Chitte, one of the fiercest dacoits in sixteenth-century India, once had a dream that changed his life, or at least his legacy. In his dream, he was instructed by Ma Durga to collect a giant block of wood that would be floating in from the Ganges, and build an idol of the goddess out of that block.
And Chitte did just that, creating what is now regarded as the oldest idol of Durga in Kolkata, worshipped at the Adi Chitteswari Durga temple.
“Chitte would rob from rich zamindars and chieftains and distribute the wealth to the poor. Praying to Durga and continuing a life of relentless robbery went in tandem for him,” explains Kashiswar Roy Chowdhuri, the man currently responsible for supervising proceedings at the Chitteswari temple.
Yellow and red impart a distinct vibrancy to the premises of the templeCourtesy of Adi Chitteshwari Durga Temple
Established in 1610, the temple is located on Khagendra Chatterjee Road in Kolkata’s Cossipore, right opposite the Cossipore Gun and Shell Factory. Painted in a vibrant combination of yellow and red, one of the temple’s claims to fame has been its age, which is frequently touted to be greater than that of Kolkata itself.
If we consider the birth date of Kolkata as August 24, 1686 — the day an official from the British East India Company called Job Charnock first set foot on these shores — then the Chitteswari temple stands older. But the Calcutta High Court has already discredited Charnock as the founder of Kolkata, meaning the exact age of the city remains elusive.
Centred around a spacious natmandir that faces the sublime figure of Durga, the understated architecture of the temple houses several other members of the Hindu pantheon. Flanking Durga on either side are Shiva and Hanuman while diagonally to Durga’s left is another avatar of Shakti — in the form of Ma Shitala.
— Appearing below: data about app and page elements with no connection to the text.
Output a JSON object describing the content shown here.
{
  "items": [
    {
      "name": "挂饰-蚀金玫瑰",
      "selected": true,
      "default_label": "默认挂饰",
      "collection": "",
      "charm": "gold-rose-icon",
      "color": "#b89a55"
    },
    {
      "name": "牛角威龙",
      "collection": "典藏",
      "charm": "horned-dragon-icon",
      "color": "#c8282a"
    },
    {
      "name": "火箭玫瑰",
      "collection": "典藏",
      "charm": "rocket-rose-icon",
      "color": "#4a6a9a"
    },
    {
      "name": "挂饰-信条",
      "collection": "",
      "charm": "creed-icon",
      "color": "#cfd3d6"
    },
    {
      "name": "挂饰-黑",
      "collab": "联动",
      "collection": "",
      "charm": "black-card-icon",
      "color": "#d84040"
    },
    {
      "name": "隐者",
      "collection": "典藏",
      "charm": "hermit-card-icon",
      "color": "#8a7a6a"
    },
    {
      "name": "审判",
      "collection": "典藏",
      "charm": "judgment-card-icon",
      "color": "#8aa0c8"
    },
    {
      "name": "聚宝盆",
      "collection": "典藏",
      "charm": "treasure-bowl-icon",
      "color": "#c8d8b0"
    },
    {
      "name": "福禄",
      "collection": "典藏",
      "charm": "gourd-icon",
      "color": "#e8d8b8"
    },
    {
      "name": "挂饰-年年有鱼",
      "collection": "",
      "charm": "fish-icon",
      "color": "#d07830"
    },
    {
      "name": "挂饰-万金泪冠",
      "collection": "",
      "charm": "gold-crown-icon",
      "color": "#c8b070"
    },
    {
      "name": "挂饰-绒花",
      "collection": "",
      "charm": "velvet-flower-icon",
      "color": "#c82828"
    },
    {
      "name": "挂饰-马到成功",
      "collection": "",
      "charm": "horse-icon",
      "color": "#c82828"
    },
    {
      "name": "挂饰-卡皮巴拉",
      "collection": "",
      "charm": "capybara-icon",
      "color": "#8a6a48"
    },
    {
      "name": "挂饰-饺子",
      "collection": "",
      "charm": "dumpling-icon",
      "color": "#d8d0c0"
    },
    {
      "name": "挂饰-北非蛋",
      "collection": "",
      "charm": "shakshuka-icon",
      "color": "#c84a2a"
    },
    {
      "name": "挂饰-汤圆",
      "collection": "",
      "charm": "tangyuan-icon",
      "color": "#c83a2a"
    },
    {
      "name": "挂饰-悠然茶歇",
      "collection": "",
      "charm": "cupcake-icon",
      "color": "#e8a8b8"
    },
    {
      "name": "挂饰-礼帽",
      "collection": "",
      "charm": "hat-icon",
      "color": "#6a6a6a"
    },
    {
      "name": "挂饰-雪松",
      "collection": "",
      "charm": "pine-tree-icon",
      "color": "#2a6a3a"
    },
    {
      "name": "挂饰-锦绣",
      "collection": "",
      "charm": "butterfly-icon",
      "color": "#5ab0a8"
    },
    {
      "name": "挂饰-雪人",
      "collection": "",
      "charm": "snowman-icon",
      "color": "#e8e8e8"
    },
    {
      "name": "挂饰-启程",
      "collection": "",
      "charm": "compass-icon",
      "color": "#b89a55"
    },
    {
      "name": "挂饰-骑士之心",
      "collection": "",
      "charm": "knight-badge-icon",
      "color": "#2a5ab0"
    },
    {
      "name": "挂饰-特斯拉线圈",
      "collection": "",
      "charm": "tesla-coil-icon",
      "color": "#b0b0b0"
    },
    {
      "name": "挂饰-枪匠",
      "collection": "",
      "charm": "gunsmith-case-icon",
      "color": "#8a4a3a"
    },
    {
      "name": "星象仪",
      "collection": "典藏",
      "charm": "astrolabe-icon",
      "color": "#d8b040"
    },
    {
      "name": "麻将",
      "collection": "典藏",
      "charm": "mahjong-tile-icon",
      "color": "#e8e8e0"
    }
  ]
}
A quaint corner of the temple makes space for the trio of Jagannath, Balaram and Subhadra, alongside the eternally tranquil Lokenath Baba. At the far end, close to the exit, is a small room for Radha and Krishna.
The neem tree found in the shashan behind the temple that has stood aloft for centuriesCourtesy of Adi Chitteshwari Durga Temple
The back of the temple contains a rarely used shashan, once frequented by tantriks and the heads of owls, dogs, monkeys, snakes and frogs. A sizable neem tree, believed to have existed for centuries, still stands strong adjoining the shashan.
The Durga idol, which is the focus of attention for devotees is the same idol that Chitte had built, exudes a sense of stillness. With her 10 hands, but without her retinue of Ganesh, Karthik, Lakshmi and Saraswati, Chitteswari does not invoke the same aura as the Durga idols spotted at glamorous pandals during this time of the year. Instead, her strength and charm are subtle, the kind that grows on the onlooker.
At the feet of Chitteswari is a white lion biting the hand of Mahishasur, with a short but intense tiger lurking in the vicinity.
The idol of Shitala draws the second most devotees in the temple after the main idol of DurgaCourtesy of Adi Chitteshwari Durga Temple
“The tiger is a reminder of the fact that this area used to be covered entirely by forests at one point and wading through these parts at night could have been a matter of life and death,” describes Chowdhuri.
During Chitte’s time, Chitteswari was an outlying goddess, as dacoits, generally supplicants of Kali, did not worship Durga. Offering of human flesh as sacrifice to placate Durga was also unprecedented, but it happened for Chitteswari, confirms Chowdhuri.
After Chitte passed away, Chitteswari went missing for years, until a sadhu by the name of Nrisingha Brahmachari managed to unearth her following another nocturnal intervention by the goddess. Brahmachari built a tiny shelter for the idol, but was soon approached by the local zamindar who wanted to construct a temple fit for the adoration that Chitteswari deserved.
A devotee offers his prayers to Chitteswari in the midst of perfect tranquilityCourtesy of Adi Chitteshwari Durga Temple
This zamindar, claimed to be Gobindaram Mitra by some and Manohar Bose by others, handed over a large new temple to Brahmachari in 1610, which is where Chitteswari has remained since.
Brahmachari and his disciples kept the temple functioning for decades, before the baton was passed to the Roy Chowdhuri family, now represented by Kashiswar.
Radha and Krishna can be found nestled in a corner, just ahead of the temple’s main gateCourtesy of Adi Chitteshwari Durga Temple
“My father has been coming here for years. Seeing him, I, too, have become a devotee of Chitteswari and now my son is here as well,” says Amit Kumar Shaw, 41, with his son Shivansh, all of two-and-a-half years, strutting around the premises.
During Durga Puja, Chitteswari is feted and festooned as an annual fervour grips the temple. At other times, the Durga that is never submerged, provides for an oasis of peace — a place where one can sit, think and pray in silence, temporarily suspending the chaos of life.
Video and images: Ritagnik Bhattacharya